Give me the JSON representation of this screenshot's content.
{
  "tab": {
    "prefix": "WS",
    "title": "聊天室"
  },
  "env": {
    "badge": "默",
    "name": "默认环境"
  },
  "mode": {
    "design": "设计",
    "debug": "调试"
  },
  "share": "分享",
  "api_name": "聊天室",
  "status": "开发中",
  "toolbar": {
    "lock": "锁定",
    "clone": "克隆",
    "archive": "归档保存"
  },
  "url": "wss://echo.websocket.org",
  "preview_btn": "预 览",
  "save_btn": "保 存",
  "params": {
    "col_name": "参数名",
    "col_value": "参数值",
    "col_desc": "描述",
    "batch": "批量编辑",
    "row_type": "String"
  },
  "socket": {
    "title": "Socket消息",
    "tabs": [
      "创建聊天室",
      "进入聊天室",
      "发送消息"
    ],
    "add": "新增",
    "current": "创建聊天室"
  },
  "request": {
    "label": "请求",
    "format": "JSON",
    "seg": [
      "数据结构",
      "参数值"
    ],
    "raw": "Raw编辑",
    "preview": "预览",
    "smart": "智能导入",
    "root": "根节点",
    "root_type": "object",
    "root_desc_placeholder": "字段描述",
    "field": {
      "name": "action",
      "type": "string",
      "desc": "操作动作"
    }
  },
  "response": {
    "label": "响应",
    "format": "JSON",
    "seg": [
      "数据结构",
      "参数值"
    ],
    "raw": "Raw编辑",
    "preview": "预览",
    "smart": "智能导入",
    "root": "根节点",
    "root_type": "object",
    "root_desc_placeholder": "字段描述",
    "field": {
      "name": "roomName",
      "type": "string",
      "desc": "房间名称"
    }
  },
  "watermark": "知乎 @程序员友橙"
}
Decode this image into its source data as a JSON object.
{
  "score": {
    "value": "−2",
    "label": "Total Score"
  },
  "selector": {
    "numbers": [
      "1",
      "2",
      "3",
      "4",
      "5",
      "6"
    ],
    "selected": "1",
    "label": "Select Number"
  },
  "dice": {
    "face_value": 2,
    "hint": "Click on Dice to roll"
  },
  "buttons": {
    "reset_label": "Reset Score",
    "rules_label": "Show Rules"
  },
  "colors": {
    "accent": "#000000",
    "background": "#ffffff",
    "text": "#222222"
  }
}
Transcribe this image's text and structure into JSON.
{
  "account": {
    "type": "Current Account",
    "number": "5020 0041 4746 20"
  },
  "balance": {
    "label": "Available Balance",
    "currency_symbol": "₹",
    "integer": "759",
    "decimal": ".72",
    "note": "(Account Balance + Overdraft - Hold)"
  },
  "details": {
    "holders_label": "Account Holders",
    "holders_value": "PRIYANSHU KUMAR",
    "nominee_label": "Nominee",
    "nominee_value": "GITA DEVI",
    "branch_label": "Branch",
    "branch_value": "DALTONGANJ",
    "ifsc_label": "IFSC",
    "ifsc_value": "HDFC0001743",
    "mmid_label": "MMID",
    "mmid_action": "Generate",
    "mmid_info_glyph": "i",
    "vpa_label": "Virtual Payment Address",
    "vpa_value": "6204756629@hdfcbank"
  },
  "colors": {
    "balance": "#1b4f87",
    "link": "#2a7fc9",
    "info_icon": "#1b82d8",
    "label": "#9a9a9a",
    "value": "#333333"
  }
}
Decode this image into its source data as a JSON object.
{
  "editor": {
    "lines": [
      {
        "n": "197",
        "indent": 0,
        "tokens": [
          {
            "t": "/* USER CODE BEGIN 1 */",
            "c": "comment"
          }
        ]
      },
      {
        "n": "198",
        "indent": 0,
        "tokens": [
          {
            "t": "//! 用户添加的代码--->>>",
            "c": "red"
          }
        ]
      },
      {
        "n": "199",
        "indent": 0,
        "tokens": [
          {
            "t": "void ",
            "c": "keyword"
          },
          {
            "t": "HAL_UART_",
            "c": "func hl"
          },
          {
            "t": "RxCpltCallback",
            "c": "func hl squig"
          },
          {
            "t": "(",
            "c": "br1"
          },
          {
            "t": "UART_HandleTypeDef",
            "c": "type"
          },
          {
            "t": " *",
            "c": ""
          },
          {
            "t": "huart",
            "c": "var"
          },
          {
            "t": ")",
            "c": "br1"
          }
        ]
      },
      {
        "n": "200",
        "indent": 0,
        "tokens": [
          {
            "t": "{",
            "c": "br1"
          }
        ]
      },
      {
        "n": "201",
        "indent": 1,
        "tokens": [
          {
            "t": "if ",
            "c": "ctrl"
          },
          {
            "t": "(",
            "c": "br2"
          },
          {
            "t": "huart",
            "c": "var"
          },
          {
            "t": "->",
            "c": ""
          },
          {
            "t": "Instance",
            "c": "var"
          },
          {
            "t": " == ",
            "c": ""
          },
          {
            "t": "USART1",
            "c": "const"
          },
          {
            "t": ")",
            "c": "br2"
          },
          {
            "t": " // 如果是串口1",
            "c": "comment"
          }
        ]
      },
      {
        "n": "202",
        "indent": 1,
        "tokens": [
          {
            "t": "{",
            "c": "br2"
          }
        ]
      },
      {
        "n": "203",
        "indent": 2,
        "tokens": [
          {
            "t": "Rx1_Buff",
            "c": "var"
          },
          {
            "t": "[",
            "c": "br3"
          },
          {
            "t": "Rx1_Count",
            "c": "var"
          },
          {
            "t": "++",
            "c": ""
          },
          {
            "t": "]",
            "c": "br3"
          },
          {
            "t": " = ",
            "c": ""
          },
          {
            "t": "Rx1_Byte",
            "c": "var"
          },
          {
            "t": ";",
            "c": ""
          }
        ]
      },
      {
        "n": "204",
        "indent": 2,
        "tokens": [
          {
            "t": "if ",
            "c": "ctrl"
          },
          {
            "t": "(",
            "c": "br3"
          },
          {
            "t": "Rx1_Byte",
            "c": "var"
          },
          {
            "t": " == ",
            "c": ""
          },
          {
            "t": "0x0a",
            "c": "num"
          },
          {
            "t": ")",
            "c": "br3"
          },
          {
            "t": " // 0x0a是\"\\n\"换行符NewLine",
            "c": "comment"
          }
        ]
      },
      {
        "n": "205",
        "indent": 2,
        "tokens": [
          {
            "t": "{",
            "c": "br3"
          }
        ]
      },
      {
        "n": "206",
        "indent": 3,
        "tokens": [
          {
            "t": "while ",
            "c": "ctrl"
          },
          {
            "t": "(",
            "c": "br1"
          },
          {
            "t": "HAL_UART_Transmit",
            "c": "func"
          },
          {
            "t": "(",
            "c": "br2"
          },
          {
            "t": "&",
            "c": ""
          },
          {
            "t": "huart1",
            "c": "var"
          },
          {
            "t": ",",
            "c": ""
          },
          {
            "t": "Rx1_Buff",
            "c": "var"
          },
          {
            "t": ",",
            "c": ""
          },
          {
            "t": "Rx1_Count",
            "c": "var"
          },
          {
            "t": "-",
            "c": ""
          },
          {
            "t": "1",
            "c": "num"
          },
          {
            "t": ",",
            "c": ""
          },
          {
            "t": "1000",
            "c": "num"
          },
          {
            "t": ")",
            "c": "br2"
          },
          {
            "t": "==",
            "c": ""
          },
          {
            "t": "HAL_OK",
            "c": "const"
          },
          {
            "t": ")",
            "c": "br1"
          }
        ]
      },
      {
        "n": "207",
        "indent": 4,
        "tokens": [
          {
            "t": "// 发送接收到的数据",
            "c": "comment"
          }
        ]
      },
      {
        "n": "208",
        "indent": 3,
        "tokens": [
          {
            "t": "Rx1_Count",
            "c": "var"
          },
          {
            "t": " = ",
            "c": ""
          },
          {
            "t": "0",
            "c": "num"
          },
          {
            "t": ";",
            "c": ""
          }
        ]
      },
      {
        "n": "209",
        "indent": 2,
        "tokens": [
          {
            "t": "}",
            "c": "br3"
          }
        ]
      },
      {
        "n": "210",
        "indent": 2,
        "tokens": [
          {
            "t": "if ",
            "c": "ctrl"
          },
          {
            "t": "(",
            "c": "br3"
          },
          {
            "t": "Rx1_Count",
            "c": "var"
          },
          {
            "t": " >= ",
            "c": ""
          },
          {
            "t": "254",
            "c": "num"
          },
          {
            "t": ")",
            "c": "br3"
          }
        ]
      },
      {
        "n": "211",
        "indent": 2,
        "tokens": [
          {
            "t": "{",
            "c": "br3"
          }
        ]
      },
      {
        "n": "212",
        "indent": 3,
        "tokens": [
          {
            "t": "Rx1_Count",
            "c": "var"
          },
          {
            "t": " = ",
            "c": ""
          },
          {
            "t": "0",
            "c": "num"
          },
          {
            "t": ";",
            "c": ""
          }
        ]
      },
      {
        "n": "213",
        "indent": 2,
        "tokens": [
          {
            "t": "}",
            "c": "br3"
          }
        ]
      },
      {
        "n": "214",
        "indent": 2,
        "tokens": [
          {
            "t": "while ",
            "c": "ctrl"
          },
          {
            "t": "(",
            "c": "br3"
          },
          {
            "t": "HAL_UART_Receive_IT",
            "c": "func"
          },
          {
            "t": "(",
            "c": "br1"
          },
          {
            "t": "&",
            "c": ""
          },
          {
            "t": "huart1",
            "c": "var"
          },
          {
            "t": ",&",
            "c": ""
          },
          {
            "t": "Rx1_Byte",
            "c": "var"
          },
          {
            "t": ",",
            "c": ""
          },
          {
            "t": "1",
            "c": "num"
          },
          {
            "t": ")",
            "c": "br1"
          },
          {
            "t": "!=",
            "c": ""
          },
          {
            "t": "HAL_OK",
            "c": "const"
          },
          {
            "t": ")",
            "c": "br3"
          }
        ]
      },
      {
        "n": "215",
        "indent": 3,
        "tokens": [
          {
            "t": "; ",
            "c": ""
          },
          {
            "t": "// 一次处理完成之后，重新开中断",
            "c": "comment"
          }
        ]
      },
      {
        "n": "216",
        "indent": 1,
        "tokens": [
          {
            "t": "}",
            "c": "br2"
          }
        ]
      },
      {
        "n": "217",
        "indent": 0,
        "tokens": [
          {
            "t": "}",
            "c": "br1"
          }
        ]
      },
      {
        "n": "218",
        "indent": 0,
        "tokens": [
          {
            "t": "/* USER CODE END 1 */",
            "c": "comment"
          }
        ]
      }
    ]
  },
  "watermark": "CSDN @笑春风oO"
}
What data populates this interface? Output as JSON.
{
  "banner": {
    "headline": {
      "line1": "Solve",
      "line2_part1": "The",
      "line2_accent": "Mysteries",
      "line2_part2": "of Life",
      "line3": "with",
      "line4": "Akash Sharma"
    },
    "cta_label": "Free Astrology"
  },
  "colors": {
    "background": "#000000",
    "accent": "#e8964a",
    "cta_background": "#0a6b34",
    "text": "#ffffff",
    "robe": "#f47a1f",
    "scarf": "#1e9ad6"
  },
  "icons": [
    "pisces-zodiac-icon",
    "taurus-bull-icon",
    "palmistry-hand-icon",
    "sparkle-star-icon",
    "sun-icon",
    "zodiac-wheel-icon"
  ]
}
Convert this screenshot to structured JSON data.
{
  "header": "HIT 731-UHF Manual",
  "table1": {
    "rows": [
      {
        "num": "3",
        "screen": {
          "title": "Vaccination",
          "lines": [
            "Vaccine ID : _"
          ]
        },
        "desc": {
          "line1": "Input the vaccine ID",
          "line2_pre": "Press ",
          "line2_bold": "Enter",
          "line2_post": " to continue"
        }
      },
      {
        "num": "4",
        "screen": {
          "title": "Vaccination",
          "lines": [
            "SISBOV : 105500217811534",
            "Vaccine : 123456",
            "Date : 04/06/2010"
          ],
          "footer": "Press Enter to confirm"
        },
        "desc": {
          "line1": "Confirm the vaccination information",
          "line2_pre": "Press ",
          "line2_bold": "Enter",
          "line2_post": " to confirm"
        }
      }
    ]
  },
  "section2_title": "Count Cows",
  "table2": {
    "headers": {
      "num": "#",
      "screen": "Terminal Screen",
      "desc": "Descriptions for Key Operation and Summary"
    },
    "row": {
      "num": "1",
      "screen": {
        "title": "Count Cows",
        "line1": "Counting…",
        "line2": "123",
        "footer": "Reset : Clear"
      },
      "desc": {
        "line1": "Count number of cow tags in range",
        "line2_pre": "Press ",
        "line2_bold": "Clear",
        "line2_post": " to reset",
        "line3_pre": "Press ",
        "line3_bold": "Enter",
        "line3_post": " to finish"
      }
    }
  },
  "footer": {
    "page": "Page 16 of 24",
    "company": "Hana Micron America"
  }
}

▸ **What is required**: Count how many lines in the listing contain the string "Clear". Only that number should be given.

▸ **Exercise solution**: 2